* _Task goal_:
Find the lines below that contain the string "title". Copy each one.
___ Source data
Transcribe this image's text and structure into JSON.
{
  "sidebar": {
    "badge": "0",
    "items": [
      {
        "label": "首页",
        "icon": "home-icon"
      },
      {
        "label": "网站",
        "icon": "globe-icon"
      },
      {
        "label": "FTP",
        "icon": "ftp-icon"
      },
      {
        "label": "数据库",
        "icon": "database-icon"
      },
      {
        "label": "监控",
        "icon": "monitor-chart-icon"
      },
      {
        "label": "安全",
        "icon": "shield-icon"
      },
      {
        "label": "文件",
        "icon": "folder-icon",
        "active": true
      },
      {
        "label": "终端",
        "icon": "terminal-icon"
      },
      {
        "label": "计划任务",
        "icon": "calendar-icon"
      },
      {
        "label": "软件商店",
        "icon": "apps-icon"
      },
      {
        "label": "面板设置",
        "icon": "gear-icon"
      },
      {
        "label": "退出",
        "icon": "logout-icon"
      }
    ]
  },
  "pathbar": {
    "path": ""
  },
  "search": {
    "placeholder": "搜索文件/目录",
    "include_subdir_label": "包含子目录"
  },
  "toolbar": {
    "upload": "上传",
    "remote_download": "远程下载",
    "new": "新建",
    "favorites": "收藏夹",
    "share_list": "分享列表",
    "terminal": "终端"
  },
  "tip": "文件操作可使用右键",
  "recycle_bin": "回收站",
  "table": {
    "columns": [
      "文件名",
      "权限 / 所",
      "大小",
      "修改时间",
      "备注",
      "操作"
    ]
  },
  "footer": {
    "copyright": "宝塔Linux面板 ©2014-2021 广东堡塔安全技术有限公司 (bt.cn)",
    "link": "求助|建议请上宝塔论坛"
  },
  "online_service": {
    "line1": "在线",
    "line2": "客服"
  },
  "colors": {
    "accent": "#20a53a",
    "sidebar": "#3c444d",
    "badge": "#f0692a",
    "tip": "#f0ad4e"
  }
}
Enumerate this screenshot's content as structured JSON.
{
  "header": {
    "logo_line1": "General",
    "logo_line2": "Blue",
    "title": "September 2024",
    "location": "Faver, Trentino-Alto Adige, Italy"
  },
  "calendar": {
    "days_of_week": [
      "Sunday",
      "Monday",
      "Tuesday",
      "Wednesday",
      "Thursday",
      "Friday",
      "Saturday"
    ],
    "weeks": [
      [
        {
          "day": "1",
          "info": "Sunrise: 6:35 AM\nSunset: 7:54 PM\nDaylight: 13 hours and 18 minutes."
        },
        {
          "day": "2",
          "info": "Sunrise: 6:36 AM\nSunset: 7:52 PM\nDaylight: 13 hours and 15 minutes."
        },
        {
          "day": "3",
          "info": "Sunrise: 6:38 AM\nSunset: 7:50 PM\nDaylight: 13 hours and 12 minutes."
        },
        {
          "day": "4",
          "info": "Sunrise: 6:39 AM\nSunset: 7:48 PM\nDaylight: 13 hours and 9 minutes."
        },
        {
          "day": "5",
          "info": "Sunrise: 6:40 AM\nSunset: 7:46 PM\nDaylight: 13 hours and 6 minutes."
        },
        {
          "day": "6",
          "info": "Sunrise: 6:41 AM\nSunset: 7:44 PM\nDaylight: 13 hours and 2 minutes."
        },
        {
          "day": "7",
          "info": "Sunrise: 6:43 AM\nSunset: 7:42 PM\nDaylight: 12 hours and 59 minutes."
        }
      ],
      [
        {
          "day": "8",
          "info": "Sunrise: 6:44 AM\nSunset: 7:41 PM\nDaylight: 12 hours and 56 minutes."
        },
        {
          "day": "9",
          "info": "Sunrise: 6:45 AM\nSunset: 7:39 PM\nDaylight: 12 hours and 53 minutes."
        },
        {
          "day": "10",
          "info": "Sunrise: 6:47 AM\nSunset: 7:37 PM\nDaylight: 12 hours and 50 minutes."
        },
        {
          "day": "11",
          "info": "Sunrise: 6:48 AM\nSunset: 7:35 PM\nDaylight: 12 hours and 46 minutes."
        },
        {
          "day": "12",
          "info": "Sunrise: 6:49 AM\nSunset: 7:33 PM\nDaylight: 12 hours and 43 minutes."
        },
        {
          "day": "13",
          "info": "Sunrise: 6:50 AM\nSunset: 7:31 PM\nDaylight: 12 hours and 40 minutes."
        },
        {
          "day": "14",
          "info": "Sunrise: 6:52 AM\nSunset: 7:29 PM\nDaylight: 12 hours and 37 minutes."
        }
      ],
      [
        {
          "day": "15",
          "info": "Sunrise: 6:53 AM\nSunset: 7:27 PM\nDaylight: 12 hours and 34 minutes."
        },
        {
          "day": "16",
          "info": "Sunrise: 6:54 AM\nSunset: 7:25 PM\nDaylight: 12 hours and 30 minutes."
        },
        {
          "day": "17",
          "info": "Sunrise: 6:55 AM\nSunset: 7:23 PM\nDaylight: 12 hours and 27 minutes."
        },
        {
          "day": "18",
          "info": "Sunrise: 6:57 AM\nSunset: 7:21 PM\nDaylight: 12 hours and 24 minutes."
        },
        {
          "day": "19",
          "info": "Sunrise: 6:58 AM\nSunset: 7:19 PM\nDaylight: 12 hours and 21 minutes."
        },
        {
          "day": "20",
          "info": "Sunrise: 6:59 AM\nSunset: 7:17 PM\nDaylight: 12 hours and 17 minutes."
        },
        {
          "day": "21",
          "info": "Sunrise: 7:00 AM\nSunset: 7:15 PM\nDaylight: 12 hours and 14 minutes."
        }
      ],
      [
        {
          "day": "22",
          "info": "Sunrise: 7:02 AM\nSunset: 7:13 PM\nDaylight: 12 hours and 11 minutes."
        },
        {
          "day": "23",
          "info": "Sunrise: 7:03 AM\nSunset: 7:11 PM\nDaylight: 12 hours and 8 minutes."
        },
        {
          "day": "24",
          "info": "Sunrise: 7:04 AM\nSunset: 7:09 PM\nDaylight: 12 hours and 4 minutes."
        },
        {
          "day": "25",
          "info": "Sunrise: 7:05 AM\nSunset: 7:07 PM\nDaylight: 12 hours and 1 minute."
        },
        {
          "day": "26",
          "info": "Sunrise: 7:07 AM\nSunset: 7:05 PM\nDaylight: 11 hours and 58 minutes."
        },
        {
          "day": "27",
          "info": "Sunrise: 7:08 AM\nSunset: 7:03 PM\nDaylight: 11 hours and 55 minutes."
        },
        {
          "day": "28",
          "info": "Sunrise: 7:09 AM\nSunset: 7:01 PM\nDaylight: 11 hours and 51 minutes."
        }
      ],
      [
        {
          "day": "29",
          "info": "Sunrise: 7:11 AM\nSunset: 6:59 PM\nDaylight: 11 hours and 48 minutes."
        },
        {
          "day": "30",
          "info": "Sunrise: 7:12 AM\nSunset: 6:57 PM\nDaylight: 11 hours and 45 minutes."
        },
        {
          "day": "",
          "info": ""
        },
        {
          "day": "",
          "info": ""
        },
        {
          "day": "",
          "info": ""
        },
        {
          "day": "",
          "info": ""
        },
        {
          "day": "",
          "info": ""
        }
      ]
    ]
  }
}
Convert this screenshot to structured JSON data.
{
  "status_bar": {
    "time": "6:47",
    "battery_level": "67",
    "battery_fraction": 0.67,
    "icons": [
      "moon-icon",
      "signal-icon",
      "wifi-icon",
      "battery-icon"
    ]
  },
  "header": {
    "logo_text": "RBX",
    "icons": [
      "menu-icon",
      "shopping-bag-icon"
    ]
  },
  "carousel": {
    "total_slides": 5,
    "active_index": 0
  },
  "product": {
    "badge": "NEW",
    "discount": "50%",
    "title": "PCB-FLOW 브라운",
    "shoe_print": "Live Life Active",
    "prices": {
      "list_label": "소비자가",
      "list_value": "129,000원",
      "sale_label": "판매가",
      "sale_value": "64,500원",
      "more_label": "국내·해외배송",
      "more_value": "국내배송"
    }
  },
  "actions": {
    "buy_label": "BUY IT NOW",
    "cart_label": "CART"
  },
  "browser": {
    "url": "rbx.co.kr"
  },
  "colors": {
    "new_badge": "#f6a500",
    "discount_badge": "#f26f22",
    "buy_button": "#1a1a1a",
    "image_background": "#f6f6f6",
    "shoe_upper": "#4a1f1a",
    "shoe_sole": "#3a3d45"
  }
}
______
* _The answer_:
    "title": "September 2024",
    "title": "PCB-FLOW 브라운",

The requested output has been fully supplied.